No matter which hamster breed you decide to bring home, every kind will need consistent handling, a big enough cage, and a solid diet of hamster food and snacks. Remember, too, that many hamsters are escape artists, and you’ll have to adjust your enclosure if he finds a way out. Even the ones who prefer to be left mostly alone love to run on a wheel or through tubing, giving you an endless source of entertainment, albeit with a little extra late-night noise.

Editors' Recommendations

Rebekkah Adams
Rebekkah’s been a writer and editor for more than 10 years, both in print and digital. In addition to writing about pets…
3 reasons not to give pet rabbits, baby chicks, or ducks this Easter
Things to consider before getting or gifting small animals this holiday
A baby chick sits in the grass next to a broken egg

Peter Cottontail isn't the only one hopping down the bunny trail this April. Tons of baby animals are opening their eyes to the world for the very first time, and it's oh-so-hard to resist the cuteness. From bunnies to chicks and even ducks, these animals are the perfect symbols of spring.
Sometimes, these animals make great pets, too. But is a holiday the right time to gift a pet? We think all potential pet owners should consider some important, realistic facts, especially if they're considering owning or gifting a baby animal for Easter. This is a big decision, after all! Here's what to know first.

Pet ownership is for their whole life, not just the baby phase
As precious as baby chicks and ducklings can be, they'll grow up into chickens and ducks one day.
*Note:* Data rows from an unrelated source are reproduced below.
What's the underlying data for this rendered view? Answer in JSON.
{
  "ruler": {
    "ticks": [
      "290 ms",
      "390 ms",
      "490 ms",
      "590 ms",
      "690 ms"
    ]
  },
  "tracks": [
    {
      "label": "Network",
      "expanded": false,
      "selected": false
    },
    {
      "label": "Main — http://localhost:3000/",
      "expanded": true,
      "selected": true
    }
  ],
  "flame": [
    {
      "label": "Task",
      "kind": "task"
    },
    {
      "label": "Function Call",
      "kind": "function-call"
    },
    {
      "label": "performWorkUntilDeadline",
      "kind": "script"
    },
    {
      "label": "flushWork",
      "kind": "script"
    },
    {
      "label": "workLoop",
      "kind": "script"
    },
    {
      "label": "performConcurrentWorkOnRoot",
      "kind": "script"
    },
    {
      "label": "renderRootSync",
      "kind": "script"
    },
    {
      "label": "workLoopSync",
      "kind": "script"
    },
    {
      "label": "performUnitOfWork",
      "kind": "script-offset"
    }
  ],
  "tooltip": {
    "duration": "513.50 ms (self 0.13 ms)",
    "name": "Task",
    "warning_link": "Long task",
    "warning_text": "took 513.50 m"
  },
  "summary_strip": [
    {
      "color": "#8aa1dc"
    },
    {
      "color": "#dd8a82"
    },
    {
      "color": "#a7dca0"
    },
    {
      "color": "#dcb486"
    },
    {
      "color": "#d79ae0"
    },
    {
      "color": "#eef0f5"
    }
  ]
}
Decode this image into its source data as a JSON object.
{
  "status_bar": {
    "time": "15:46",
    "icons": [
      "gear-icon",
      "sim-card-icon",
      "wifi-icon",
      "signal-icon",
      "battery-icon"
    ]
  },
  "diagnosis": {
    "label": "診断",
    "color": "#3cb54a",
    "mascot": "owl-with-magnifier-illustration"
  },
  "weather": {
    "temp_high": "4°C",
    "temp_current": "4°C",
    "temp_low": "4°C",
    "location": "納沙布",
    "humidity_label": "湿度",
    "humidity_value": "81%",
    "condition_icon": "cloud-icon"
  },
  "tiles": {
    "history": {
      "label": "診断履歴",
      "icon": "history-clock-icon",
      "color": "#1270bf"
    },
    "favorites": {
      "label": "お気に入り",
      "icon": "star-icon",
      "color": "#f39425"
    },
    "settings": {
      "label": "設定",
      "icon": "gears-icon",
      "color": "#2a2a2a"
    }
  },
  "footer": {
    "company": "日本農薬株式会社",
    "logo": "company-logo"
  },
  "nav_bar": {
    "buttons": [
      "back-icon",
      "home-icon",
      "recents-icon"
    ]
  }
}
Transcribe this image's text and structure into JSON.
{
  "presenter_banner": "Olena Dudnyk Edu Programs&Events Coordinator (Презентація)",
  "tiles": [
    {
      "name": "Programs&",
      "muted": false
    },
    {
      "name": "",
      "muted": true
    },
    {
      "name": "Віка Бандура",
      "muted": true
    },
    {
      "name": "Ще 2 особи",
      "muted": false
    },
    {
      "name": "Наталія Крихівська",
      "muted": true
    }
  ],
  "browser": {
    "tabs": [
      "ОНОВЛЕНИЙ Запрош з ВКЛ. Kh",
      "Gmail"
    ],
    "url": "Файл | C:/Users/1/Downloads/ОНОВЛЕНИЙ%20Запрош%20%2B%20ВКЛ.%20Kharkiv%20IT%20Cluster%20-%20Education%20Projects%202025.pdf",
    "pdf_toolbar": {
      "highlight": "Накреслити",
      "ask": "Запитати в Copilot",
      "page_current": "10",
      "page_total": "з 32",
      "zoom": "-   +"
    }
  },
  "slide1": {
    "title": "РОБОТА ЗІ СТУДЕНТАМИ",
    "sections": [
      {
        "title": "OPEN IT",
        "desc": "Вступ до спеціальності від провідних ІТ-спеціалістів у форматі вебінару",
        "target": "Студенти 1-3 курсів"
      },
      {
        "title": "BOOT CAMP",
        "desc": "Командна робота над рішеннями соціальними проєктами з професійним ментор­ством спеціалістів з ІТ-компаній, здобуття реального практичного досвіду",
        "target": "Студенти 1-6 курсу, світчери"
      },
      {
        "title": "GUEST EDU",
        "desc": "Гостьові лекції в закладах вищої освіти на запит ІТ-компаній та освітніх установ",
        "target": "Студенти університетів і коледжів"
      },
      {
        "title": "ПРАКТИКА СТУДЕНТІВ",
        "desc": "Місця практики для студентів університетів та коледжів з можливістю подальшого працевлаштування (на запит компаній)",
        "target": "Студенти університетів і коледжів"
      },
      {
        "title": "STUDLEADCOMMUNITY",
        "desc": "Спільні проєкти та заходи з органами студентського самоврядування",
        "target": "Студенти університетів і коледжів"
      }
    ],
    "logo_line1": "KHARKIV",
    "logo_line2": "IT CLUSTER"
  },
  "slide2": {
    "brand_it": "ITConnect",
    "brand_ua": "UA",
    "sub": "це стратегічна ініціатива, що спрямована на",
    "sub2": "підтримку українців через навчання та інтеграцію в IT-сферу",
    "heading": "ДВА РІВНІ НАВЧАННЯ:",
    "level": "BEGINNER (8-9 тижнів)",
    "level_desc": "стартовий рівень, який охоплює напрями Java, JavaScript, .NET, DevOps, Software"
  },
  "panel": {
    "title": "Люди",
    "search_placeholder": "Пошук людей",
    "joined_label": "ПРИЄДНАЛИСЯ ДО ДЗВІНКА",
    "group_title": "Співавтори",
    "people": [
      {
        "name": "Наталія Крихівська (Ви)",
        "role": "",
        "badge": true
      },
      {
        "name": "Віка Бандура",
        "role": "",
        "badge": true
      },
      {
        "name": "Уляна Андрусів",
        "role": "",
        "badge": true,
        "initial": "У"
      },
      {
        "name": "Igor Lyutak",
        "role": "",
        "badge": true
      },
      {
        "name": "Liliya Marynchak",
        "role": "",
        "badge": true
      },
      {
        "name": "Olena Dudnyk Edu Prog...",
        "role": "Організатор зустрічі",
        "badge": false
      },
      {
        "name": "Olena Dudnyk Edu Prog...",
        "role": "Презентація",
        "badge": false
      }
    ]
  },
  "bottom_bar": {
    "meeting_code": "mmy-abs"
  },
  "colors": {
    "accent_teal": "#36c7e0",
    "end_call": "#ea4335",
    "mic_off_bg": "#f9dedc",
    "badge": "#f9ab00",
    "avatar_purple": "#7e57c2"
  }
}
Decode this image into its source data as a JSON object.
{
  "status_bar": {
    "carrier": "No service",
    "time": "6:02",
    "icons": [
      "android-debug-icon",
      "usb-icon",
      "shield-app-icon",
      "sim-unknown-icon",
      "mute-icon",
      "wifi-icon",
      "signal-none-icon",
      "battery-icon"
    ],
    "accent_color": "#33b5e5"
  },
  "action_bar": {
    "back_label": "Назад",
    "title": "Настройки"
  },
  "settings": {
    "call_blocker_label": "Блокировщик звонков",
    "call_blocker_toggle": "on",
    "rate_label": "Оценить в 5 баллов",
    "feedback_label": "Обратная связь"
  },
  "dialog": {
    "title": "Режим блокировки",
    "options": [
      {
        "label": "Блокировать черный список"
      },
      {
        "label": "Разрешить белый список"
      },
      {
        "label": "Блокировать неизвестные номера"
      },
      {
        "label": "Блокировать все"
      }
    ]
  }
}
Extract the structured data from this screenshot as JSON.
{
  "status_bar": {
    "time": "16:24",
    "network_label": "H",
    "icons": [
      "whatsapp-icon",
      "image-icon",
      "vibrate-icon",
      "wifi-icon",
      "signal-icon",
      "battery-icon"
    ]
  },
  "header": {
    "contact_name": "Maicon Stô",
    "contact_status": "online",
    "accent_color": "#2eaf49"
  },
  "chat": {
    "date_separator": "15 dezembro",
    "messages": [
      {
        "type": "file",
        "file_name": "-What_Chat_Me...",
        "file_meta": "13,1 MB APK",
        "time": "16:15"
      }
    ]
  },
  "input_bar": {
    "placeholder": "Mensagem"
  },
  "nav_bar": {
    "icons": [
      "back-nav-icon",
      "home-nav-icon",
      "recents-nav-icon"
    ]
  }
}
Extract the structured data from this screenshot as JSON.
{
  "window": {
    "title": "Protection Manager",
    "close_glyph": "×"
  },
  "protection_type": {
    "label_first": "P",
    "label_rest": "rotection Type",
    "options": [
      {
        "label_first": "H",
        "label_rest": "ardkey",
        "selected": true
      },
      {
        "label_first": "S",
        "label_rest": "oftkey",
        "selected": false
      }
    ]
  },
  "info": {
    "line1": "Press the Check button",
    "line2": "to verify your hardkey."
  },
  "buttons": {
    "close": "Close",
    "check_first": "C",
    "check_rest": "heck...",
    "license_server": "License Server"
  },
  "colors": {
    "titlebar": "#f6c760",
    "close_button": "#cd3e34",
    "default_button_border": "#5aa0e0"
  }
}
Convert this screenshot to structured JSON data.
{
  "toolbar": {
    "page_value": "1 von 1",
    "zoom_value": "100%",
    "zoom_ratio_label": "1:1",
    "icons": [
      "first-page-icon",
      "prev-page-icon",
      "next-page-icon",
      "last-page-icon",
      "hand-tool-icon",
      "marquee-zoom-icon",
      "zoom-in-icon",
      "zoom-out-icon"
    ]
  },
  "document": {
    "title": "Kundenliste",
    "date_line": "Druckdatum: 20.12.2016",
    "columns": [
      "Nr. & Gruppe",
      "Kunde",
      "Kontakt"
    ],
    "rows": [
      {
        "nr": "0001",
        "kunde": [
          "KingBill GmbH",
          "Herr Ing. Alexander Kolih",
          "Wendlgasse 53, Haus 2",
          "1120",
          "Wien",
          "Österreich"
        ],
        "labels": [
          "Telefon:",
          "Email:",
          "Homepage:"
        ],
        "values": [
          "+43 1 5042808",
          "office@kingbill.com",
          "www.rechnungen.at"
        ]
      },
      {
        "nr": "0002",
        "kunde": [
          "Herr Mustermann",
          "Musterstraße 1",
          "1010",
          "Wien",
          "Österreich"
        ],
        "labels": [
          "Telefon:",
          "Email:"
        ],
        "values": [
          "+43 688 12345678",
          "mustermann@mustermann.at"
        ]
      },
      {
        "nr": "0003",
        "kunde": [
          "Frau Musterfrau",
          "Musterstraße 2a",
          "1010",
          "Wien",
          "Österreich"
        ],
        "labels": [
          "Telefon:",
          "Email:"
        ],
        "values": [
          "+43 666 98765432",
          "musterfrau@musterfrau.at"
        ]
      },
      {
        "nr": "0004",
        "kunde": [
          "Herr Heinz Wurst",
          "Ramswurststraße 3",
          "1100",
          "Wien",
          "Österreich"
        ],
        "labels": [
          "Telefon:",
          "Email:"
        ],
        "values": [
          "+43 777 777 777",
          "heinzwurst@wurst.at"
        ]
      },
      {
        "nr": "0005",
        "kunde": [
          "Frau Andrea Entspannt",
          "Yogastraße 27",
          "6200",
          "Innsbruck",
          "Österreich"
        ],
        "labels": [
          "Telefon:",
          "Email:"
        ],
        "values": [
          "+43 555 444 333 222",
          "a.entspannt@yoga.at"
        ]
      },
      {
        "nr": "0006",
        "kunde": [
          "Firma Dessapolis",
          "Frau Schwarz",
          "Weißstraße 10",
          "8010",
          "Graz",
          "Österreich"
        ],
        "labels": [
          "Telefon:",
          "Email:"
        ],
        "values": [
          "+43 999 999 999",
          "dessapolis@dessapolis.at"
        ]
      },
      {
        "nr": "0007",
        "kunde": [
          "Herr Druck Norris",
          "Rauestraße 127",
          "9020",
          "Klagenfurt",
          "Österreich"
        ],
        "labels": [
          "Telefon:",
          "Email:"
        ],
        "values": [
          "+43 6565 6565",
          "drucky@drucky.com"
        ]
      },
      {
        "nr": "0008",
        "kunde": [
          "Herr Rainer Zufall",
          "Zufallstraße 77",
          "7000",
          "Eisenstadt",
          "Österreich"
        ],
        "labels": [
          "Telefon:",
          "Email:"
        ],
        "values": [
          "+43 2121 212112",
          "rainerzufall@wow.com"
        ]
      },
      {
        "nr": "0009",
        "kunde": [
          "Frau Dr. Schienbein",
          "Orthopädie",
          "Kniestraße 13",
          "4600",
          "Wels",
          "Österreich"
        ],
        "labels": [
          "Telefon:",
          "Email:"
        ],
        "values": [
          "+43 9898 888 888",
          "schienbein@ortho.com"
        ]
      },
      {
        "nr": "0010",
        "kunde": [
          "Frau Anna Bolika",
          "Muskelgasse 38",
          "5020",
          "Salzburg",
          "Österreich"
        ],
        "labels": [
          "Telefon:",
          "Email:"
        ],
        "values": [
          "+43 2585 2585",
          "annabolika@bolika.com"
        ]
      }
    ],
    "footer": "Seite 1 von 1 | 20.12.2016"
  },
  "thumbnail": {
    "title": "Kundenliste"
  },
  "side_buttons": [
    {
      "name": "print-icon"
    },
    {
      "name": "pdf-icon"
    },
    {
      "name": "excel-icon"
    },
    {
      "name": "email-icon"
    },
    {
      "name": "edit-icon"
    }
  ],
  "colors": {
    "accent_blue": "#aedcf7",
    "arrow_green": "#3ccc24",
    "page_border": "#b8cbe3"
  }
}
You'll only get a few months of babyhood to enjoy, though even those early months will be filled with chores and messes of all kinds. Remember, caring for a baby animal is still caring for an animal!

Read more
Bunny care 101: If Easter inspires you to adopt a rabbit, read this first
These are the things you need to think about before you bring a rabbit home
Brown bunny sits in the grass

Around this time of year, you'll spot bunnies everywhere — in the yard, the grocery candy aisle, and on TV. You may suddenly find yourself thinking about owning one of these cute small pets, and before you know it, you've adopted and brought home a hoppy and floppy pet.

We generally don't recommend impulse purchases when it comes to animals, but if you find yourself walking away from a shelter or pet store with Peter Rabbit in hand, you'll need to brush up quickly. It takes a lot: housing, food, cleaning, playtime, grooming, and vet bills. Understanding each piece of the puzzle will allow you to flourish as a pet parent and help your four-legger to live their best life, too. Keep reading to learn more about owning a bunny.

Read more
Looking to add corydoras to your aquarium? Here’s what you need to know first
Read this before bringing home a cory catfish to add to your tank
Two cory catfish hang out on the bottom of the tank

One thing you might not know about aquariums until you get one: Every tank needs a janitor, which may wind up just being you. When you first dive into this hobby, it can take a while to realize how much maintenance is really involved — don't think that the filter will do all the work. But if you want a little a help in that department, you can add a catfish to the fray. If you don't have a ton of experience with these bottom feeders, we recommend one of the corydoras since they're generally best for beginners.

What are corydoras?
This is a type of catfish, but there are actually more than 170 species to choose from. These are a well-known group of swimmers who get their name from their barbels, which look a bit like whiskers. While you'll find dozens of options in the pet store, you will likely narrow it down quickly based on the size of your tank, temperature, habitat you've chosen, and the other fish that they'll live with eventually.
Are corydoras friendly?
Yes, corydoras are sweet and gentle fish. They particularly like spending time together, but get along with many others as well. In some cases, you should not buy just one as they'll get lonely. Instead grab a pair of the same type and watch them become best friends. You'll often see them as bottom feeders, well, at the base of the tank, but cory cats also come up to the surface for air or food from time to time.

Read more